_TASK DIRECTIONS_: Report every line of the records that contains the word "label".
-=-=-
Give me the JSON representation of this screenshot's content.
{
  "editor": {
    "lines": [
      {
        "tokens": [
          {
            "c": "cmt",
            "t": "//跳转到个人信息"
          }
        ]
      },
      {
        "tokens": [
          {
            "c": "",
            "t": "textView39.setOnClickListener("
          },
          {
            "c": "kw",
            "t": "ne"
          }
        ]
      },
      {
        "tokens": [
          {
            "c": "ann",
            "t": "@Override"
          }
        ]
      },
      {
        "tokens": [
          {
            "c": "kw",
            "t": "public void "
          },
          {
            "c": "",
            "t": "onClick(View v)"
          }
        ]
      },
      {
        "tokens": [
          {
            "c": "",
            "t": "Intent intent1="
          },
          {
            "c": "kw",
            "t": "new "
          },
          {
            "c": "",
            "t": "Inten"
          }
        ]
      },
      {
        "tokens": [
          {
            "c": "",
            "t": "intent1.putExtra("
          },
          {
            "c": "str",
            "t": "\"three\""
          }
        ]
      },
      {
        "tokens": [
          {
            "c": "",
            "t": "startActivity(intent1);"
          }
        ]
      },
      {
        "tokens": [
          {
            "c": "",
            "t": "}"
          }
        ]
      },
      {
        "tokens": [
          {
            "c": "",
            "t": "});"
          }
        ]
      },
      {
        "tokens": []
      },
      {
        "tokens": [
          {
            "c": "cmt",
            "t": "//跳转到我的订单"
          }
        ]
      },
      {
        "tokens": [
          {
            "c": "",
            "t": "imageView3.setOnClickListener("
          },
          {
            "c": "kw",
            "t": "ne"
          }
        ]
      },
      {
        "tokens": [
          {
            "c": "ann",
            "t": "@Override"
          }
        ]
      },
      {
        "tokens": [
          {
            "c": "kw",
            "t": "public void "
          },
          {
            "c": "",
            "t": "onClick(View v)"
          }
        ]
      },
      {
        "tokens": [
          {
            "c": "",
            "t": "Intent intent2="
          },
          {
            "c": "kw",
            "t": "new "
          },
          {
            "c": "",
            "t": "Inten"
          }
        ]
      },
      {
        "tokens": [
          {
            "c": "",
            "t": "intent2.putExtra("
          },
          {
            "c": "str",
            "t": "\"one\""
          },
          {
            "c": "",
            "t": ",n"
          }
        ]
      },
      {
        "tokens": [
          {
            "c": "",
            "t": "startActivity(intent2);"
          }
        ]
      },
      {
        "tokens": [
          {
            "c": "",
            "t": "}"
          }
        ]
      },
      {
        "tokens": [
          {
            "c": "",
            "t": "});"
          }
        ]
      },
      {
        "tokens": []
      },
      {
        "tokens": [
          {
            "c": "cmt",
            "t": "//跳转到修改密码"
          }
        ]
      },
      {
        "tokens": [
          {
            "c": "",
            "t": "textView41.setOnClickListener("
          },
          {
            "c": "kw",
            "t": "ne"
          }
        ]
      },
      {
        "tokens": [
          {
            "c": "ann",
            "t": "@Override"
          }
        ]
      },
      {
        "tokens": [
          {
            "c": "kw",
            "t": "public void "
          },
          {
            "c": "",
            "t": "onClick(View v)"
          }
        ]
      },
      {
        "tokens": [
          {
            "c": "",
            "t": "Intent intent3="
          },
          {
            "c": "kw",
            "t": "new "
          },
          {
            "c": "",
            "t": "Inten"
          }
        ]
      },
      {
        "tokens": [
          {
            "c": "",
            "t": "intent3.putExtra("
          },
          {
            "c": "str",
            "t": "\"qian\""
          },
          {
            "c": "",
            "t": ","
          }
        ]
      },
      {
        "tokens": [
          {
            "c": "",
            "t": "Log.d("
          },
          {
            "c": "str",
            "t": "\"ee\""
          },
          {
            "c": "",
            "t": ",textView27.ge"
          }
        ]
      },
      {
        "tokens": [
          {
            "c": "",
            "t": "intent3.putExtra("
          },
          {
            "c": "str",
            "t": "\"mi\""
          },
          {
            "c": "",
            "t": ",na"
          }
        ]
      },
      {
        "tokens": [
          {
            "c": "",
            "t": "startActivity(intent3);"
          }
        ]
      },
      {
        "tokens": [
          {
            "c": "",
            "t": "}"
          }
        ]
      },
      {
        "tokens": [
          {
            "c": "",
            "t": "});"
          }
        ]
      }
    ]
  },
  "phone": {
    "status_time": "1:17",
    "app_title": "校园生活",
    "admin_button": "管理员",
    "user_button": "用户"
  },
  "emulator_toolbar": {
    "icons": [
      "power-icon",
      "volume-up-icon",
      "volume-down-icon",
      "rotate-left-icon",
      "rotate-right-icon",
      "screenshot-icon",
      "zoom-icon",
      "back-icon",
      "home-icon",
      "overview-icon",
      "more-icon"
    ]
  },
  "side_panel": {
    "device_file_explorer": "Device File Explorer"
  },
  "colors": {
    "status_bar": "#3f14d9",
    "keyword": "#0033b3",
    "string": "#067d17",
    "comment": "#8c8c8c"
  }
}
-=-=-
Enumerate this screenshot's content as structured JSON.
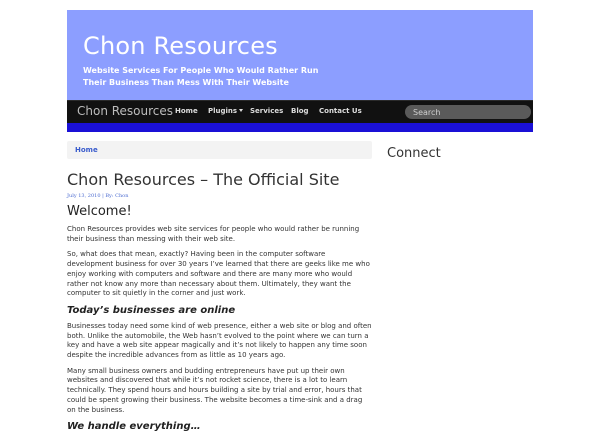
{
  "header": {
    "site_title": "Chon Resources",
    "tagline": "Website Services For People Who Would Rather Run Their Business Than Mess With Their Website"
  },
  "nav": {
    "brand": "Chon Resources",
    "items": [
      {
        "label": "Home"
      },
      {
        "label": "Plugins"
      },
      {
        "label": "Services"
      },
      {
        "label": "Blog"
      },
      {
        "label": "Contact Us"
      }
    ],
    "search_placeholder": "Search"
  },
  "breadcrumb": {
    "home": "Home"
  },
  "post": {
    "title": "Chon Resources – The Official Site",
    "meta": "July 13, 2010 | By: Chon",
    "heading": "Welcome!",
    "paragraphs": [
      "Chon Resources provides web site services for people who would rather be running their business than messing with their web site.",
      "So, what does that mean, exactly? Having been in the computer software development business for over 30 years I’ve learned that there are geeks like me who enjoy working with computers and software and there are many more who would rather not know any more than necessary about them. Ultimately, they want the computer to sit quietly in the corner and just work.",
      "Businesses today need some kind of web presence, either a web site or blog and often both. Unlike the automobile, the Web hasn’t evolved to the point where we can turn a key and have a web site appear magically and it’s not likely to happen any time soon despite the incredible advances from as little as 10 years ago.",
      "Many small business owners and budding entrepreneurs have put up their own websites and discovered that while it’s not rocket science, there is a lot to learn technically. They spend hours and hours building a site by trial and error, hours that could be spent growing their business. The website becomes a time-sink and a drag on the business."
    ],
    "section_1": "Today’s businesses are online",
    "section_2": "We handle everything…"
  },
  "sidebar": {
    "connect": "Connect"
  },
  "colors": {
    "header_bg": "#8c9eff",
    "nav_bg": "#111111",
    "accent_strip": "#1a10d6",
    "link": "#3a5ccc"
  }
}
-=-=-
_RESULT_:
        "label": "Home"
        "label": "Plugins"
        "label": "Services"
        "label": "Blog"
        "label": "Contact Us"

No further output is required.